The capture of Jose Padilla: The majority report said its review of cables and other CIA records shows that the use of CIA’s torture techniques on the detainee Abu Zubaydah “played no role” in the identification of the terrorist Jose Padilla, a U.S. citizen and Muslim convert who was convicted in 2011 for involvement in a terror conspiracy, or the thwarting of plots in which Padilla was involved. The majority also noted that the intelligence community had deemed Padilla’s plots “infeasible.”

But the minority report asserted that the “breadth” of the information Abu Zubaydah gave up while he was being subjected to enhanced interrogation, and the impact that information had on subsequent intelligence efforts, reflected the effectiveness of the CIA’s Detention and Interrogation Program.

Thwarting of the U.K. Urban Targets Plot: While the CIA frequently cited the purported thwarting of Khalid Sheikh-Mohamed’s plot against targets at Heathrow Airport and Canary Wharf as an enhanced interrogation success story, the report says the plot itself never progressed beyond the planning of initial stages before its main orchestrators were captured.
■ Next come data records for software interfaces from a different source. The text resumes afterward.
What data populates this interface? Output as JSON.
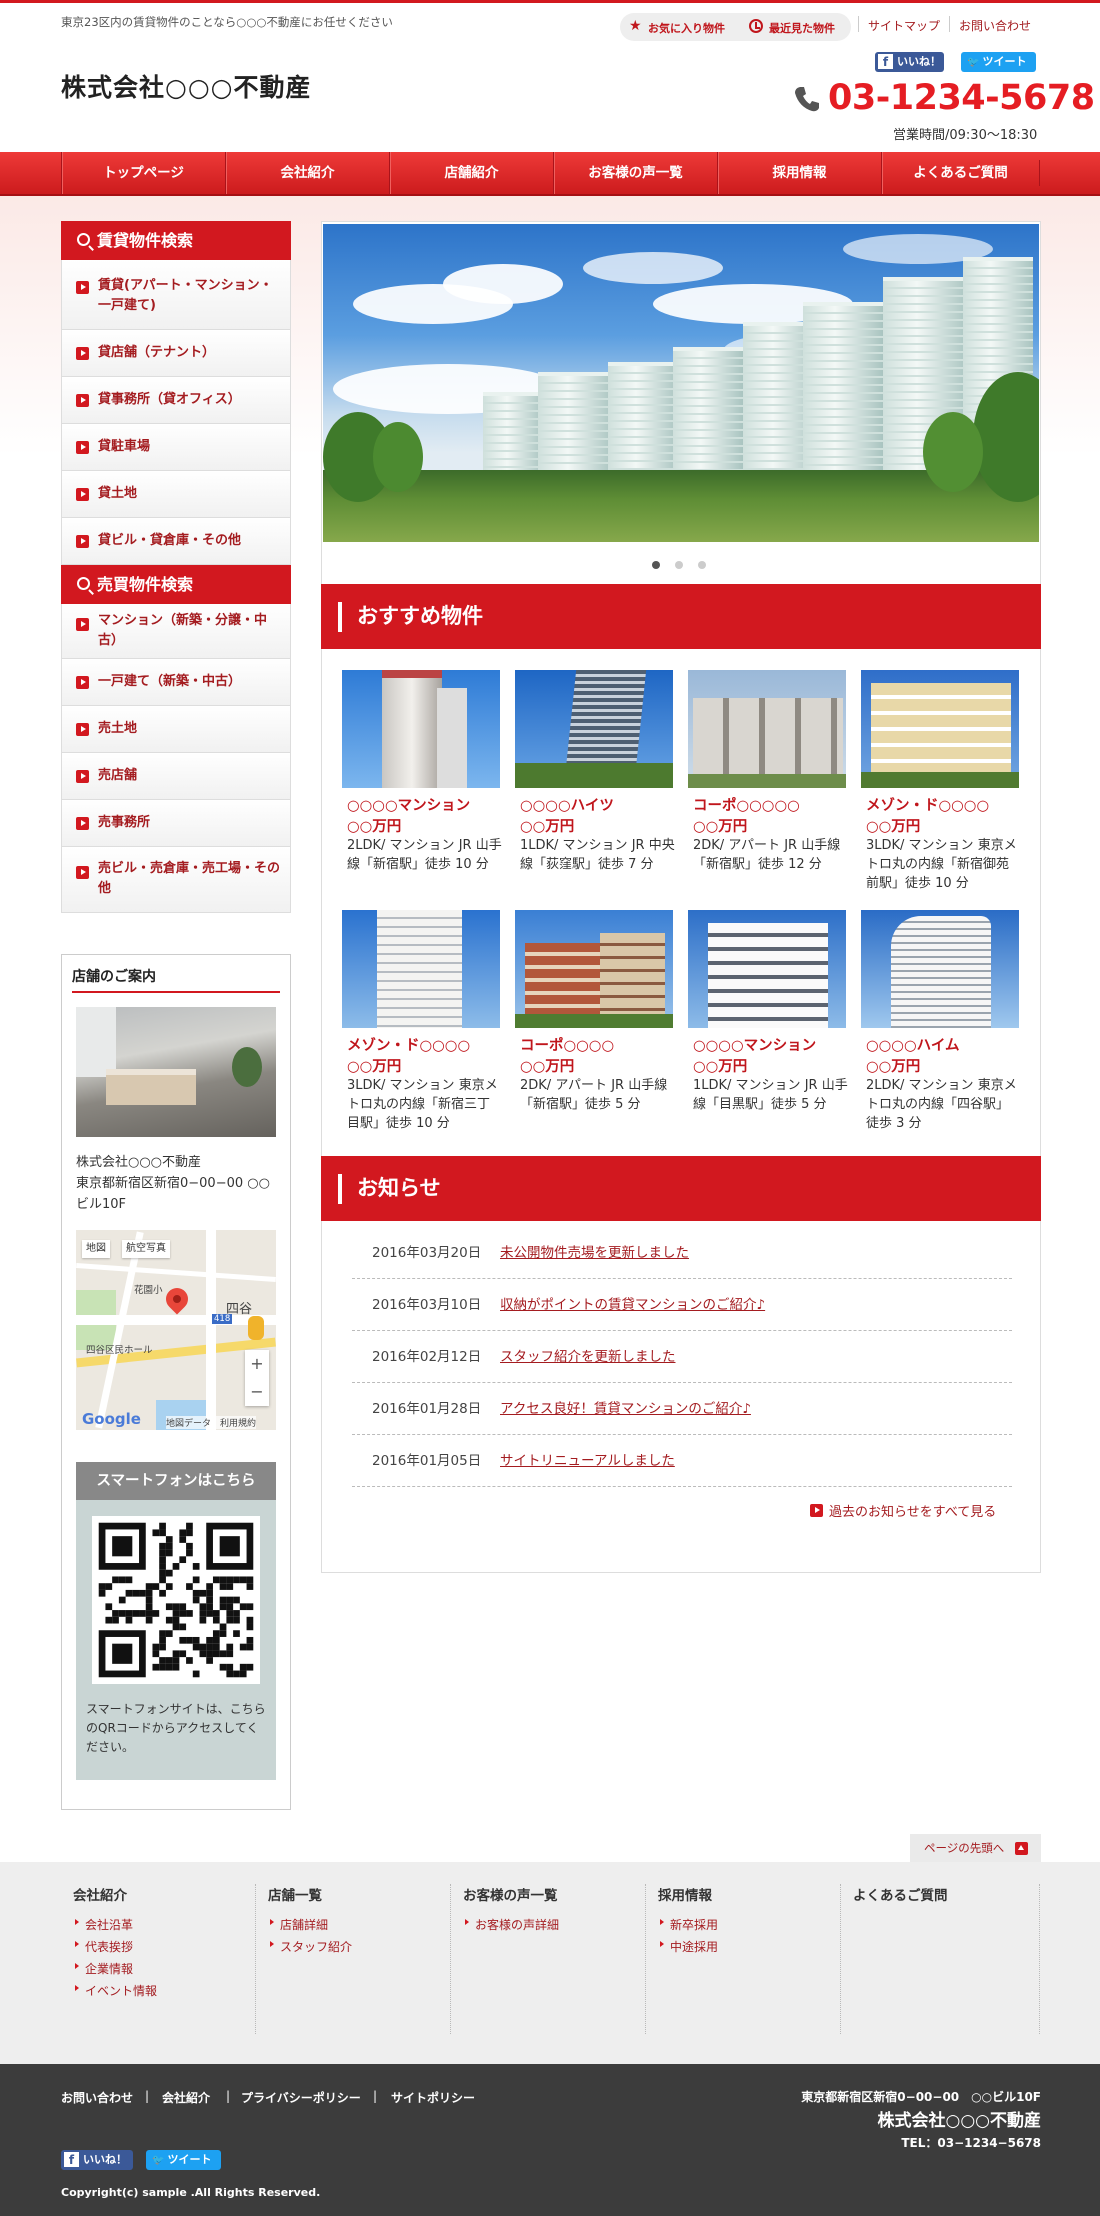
{
  "header": {
    "tagline": "東京23区内の賃貸物件のことなら○○○不動産にお任せください",
    "favorites": "お気に入り物件",
    "recently_viewed": "最近見た物件",
    "sitemap": "サイトマップ",
    "contact": "お問い合わせ",
    "company_name": "株式会社○○○不動産",
    "like": "いいね！",
    "tweet": "ツイート",
    "phone": "03-1234-5678",
    "hours": "営業時間/09:30〜18:30"
  },
  "nav": [
    "トップページ",
    "会社紹介",
    "店舗紹介",
    "お客様の声一覧",
    "採用情報",
    "よくあるご質問"
  ],
  "sidebar": {
    "rental_title": "賃貸物件検索",
    "rental_items": [
      "賃貸(アパート・マンション・一戸建て)",
      "貸店舗（テナント）",
      "貸事務所（貸オフィス）",
      "貸駐車場",
      "貸土地",
      "貸ビル・貸倉庫・その他"
    ],
    "sale_title": "売買物件検索",
    "sale_items": [
      "マンション（新築・分譲・中古）",
      "一戸建て（新築・中古）",
      "売土地",
      "売店舗",
      "売事務所",
      "売ビル・売倉庫・売工場・その他"
    ],
    "shop_title": "店舗のご案内",
    "shop_name": "株式会社○○○不動産",
    "shop_address": "東京都新宿区新宿0−00−00 ○○ビル10F",
    "map": {
      "tab_map": "地図",
      "tab_sat": "航空写真",
      "label_hanazono": "花園小",
      "label_yotsuya": "四谷",
      "label_road": "四谷区民ホール",
      "label_route": "418",
      "credit": "地図データ　利用規約",
      "zoom_in": "+",
      "zoom_out": "−"
    },
    "smartphone_title": "スマートフォンはこちら",
    "smartphone_text": "スマートフォンサイトは、こちらのQRコードからアクセスしてください。"
  },
  "slider": {
    "slide_count": 3,
    "active_index": 0
  },
  "recommend": {
    "title": "おすすめ物件",
    "items": [
      {
        "name": "○○○○マンション",
        "price": "○○万円",
        "detail": "2LDK/ マンション JR 山手線「新宿駅」徒歩 10 分"
      },
      {
        "name": "○○○○ハイツ",
        "price": "○○万円",
        "detail": "1LDK/ マンション JR 中央線「荻窪駅」徒歩 7 分"
      },
      {
        "name": "コーポ○○○○○",
        "price": "○○万円",
        "detail": "2DK/ アパート JR 山手線「新宿駅」徒歩 12 分"
      },
      {
        "name": "メゾン・ド○○○○",
        "price": "○○万円",
        "detail": "3LDK/ マンション 東京メトロ丸の内線「新宿御苑前駅」徒歩 10 分"
      },
      {
        "name": "メゾン・ド○○○○",
        "price": "○○万円",
        "detail": "3LDK/ マンション 東京メトロ丸の内線「新宿三丁目駅」徒歩 10 分"
      },
      {
        "name": "コーポ○○○○",
        "price": "○○万円",
        "detail": "2DK/ アパート JR 山手線「新宿駅」徒歩 5 分"
      },
      {
        "name": "○○○○マンション",
        "price": "○○万円",
        "detail": "1LDK/ マンション JR 山手線「目黒駅」徒歩 5 分"
      },
      {
        "name": "○○○○ハイム",
        "price": "○○万円",
        "detail": "2LDK/ マンション 東京メトロ丸の内線「四谷駅」徒歩 3 分"
      }
    ]
  },
  "news": {
    "title": "お知らせ",
    "items": [
      {
        "date": "2016年03月20日",
        "text": "未公開物件売場を更新しました"
      },
      {
        "date": "2016年03月10日",
        "text": "収納がポイントの賃貸マンションのご紹介♪"
      },
      {
        "date": "2016年02月12日",
        "text": "スタッフ紹介を更新しました"
      },
      {
        "date": "2016年01月28日",
        "text": "アクセス良好！賃貸マンションのご紹介♪"
      },
      {
        "date": "2016年01月05日",
        "text": "サイトリニューアルしました"
      }
    ],
    "more": "過去のお知らせをすべて見る"
  },
  "pagetop": "ページの先頭へ",
  "footer_nav": [
    {
      "title": "会社紹介",
      "links": [
        "会社沿革",
        "代表挨拶",
        "企業情報",
        "イベント情報"
      ]
    },
    {
      "title": "店舗一覧",
      "links": [
        "店舗詳細",
        "スタッフ紹介"
      ]
    },
    {
      "title": "お客様の声一覧",
      "links": [
        "お客様の声詳細"
      ]
    },
    {
      "title": "採用情報",
      "links": [
        "新卒採用",
        "中途採用"
      ]
    },
    {
      "title": "よくあるご質問",
      "links": []
    }
  ],
  "footer": {
    "links": [
      "お問い合わせ",
      "会社紹介",
      "プライバシーポリシー",
      "サイトポリシー"
    ],
    "separator": "|",
    "address": "東京都新宿区新宿0−00−00　○○ビル10F",
    "company": "株式会社○○○不動産",
    "tel": "TEL：03−1234−5678",
    "copyright": "Copyright(c) sample .All Rights Reserved."
  },
  "colors": {
    "primary": "#d2181f",
    "link": "#a41c20",
    "footer_bg": "#3c3c3c",
    "footnav_bg": "#eeeeee"
  }
}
But the minority report contended the CIA interrogation program “played a key role in disrupting the Heathrow and Canary Wharf plotting.”

The “tip-off” about bin Laden courier Abu Ahmad al-Kuwaiti: The committee report noted repeatedly that multiple detainees provided information about Abu Ahmad al-Kuwaiti, a key courier to Osama bin Laden, outside of enhanced interrogation. Hassan Ghul, who provided key information about al-Kuwaiti in 2004, provided the most valuable information on al-Kuwaiti, the report found, before he was subject to torture techniques.

The minority report said that while there was other information in CIA databases about al-Kuwaiti, the information was not recognized as important by analysts until after other detainees corroborated that information during enhanced interrogation.